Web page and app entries
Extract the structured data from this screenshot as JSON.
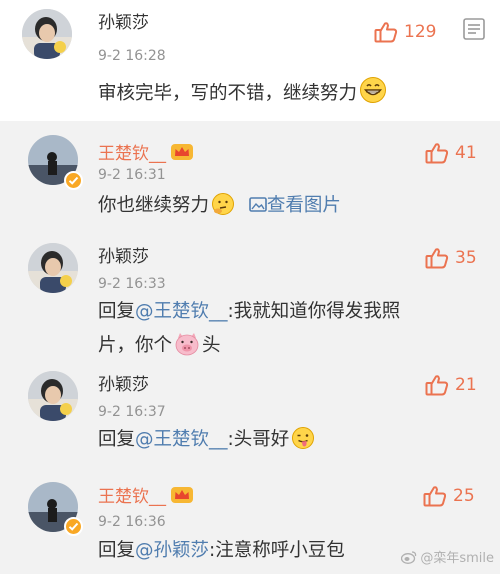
{
  "top_comment": {
    "user_name": "孙颖莎",
    "time": "9-2 16:28",
    "likes": "129",
    "text": "审核完毕，写的不错，继续努力",
    "emoji": "grinning-face"
  },
  "replies": [
    {
      "user_name": "王楚钦__",
      "time": "9-2 16:31",
      "likes": "41",
      "text": "你也继续努力",
      "emoji": "thinking-face",
      "link_text": "查看图片",
      "verified": true,
      "vip": true
    },
    {
      "user_name": "孙颖莎",
      "time": "9-2 16:33",
      "likes": "35",
      "reply_prefix": "回复",
      "mention": "@王楚钦__",
      "text_after_mention": ":我就知道你得发我照",
      "text_line2_a": "片，你个",
      "text_line2_b": "头",
      "emoji": "pig-face"
    },
    {
      "user_name": "孙颖莎",
      "time": "9-2 16:37",
      "likes": "21",
      "reply_prefix": "回复",
      "mention": "@王楚钦__",
      "text_after_mention": ":头哥好",
      "emoji": "tongue-face"
    },
    {
      "user_name": "王楚钦__",
      "time": "9-2 16:36",
      "likes": "25",
      "reply_prefix": "回复",
      "mention": "@孙颖莎",
      "text_after_mention": ":注意称呼小豆包",
      "verified": true,
      "vip": true
    }
  ],
  "watermark": "@栾年smile",
  "colors": {
    "like": "#eb7350",
    "mention": "#507daf",
    "vip_name": "#eb7350",
    "time": "#939393",
    "reply_bg": "#f2f2f2"
  }
}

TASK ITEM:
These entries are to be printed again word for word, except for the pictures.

WRITTEN RESPONSE:
Extract the structured data from this screenshot as JSON.
{
  "top_comment": {
    "user_name": "孙颖莎",
    "time": "9-2 16:28",
    "likes": "129",
    "text": "审核完毕，写的不错，继续努力",
    "emoji": "grinning-face"
  },
  "replies": [
    {
      "user_name": "王楚钦__",
      "time": "9-2 16:31",
      "likes": "41",
      "text": "你也继续努力",
      "emoji": "thinking-face",
      "link_text": "查看图片",
      "verified": true,
      "vip": true
    },
    {
      "user_name": "孙颖莎",
      "time": "9-2 16:33",
      "likes": "35",
      "reply_prefix": "回复",
      "mention": "@王楚钦__",
      "text_after_mention": ":我就知道你得发我照",
      "text_line2_a": "片，你个",
      "text_line2_b": "头",
      "emoji": "pig-face"
    },
    {
      "user_name": "孙颖莎",
      "time": "9-2 16:37",
      "likes": "21",
      "reply_prefix": "回复",
      "mention": "@王楚钦__",
      "text_after_mention": ":头哥好",
      "emoji": "tongue-face"
    },
    {
      "user_name": "王楚钦__",
      "time": "9-2 16:36",
      "likes": "25",
      "reply_prefix": "回复",
      "mention": "@孙颖莎",
      "text_after_mention": ":注意称呼小豆包",
      "verified": true,
      "vip": true
    }
  ],
  "watermark": "@栾年smile",
  "colors": {
    "like": "#eb7350",
    "mention": "#507daf",
    "vip_name": "#eb7350",
    "time": "#939393",
    "reply_bg": "#f2f2f2"
  }
}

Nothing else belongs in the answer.